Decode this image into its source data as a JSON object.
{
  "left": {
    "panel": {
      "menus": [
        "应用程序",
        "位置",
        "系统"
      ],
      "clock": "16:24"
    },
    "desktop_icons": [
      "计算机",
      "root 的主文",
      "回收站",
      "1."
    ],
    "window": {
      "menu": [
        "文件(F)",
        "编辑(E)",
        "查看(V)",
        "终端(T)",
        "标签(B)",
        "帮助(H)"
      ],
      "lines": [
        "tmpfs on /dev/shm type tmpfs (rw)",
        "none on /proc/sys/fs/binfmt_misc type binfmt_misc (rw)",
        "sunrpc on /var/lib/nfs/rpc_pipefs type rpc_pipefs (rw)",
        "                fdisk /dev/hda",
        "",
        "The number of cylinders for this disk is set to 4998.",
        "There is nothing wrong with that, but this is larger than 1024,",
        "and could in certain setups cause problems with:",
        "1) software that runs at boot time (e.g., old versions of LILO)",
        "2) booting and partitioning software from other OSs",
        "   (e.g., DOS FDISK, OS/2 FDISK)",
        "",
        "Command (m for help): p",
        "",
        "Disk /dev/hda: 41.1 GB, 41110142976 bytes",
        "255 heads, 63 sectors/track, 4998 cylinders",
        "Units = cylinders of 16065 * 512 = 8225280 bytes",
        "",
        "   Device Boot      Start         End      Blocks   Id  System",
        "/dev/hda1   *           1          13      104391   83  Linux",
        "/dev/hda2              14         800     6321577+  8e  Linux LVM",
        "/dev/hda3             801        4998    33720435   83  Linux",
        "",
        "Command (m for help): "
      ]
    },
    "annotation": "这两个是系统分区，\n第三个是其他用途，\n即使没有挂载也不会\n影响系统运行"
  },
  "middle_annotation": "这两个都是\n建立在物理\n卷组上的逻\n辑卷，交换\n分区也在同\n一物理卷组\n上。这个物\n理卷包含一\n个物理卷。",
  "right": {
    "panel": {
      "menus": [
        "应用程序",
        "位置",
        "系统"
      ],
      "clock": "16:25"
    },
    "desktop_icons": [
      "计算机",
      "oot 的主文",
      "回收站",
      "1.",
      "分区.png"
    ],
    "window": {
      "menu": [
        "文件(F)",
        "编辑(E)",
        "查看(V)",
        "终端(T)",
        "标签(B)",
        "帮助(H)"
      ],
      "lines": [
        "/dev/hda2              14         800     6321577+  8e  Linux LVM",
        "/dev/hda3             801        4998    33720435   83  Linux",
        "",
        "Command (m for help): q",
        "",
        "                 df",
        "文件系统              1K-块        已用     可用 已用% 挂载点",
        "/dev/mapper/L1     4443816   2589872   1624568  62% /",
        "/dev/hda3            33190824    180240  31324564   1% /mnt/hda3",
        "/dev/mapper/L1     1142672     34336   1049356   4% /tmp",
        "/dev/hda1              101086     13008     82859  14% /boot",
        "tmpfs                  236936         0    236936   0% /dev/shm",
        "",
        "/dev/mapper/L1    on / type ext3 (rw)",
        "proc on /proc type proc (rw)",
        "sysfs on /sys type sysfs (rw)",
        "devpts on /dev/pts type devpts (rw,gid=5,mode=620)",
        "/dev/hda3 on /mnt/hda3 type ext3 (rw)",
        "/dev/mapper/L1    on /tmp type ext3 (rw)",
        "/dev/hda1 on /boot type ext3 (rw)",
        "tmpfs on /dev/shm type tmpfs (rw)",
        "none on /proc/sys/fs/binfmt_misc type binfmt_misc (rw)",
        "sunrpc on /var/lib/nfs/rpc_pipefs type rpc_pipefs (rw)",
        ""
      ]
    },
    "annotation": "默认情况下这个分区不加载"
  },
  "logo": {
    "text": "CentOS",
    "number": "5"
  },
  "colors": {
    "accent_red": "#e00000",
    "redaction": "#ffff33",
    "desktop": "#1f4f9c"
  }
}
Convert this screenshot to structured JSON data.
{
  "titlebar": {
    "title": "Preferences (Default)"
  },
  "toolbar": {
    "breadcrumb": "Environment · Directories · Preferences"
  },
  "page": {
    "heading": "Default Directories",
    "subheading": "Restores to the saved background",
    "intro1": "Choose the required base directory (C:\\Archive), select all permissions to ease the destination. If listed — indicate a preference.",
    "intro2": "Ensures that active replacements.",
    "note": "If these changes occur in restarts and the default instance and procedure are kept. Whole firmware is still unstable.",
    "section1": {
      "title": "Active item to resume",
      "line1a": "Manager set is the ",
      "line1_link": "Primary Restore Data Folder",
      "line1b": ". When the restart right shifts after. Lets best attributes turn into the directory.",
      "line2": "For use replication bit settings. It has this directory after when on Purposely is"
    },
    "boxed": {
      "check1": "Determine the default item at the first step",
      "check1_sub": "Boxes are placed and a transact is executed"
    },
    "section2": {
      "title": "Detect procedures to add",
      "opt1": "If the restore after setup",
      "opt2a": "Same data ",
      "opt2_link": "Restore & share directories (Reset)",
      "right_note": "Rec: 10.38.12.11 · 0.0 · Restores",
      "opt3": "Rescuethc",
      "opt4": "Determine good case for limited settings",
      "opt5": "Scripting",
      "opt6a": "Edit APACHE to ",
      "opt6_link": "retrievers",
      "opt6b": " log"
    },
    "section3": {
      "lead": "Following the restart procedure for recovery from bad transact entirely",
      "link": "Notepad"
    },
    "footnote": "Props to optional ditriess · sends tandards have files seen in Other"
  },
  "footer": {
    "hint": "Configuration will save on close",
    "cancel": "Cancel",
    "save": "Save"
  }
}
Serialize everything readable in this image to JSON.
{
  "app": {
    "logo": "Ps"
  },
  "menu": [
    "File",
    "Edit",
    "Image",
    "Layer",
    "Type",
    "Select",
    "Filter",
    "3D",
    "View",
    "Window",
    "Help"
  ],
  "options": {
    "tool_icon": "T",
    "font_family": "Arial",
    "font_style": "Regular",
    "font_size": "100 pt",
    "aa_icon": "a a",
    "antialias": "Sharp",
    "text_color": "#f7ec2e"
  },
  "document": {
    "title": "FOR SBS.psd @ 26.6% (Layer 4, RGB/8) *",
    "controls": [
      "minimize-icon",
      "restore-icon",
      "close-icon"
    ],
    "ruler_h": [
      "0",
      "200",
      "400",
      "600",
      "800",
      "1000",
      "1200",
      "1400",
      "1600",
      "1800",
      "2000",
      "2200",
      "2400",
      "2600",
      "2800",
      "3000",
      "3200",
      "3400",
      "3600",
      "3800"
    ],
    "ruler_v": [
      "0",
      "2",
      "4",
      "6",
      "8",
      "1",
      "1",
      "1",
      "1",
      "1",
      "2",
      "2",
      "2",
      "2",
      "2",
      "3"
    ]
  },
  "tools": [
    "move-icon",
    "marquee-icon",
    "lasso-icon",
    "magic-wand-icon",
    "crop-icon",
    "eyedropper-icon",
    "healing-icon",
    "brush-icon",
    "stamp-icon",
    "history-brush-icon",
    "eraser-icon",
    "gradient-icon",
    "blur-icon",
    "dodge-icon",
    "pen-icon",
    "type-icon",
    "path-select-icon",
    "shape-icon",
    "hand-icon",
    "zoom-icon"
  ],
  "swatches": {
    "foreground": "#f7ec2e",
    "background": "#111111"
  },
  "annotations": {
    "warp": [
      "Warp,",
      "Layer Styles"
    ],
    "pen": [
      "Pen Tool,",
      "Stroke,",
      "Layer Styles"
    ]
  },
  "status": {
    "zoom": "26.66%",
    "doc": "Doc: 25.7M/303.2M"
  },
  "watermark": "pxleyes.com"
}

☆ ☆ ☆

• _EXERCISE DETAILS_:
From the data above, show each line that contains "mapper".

• _ANSWER FOR THE TASK_:
        "/dev/mapper/L1     4443816   2589872   1624568  62% /",
        "/dev/mapper/L1     1142672     34336   1049356   4% /tmp",
        "/dev/mapper/L1    on / type ext3 (rw)",
        "/dev/mapper/L1    on /tmp type ext3 (rw)",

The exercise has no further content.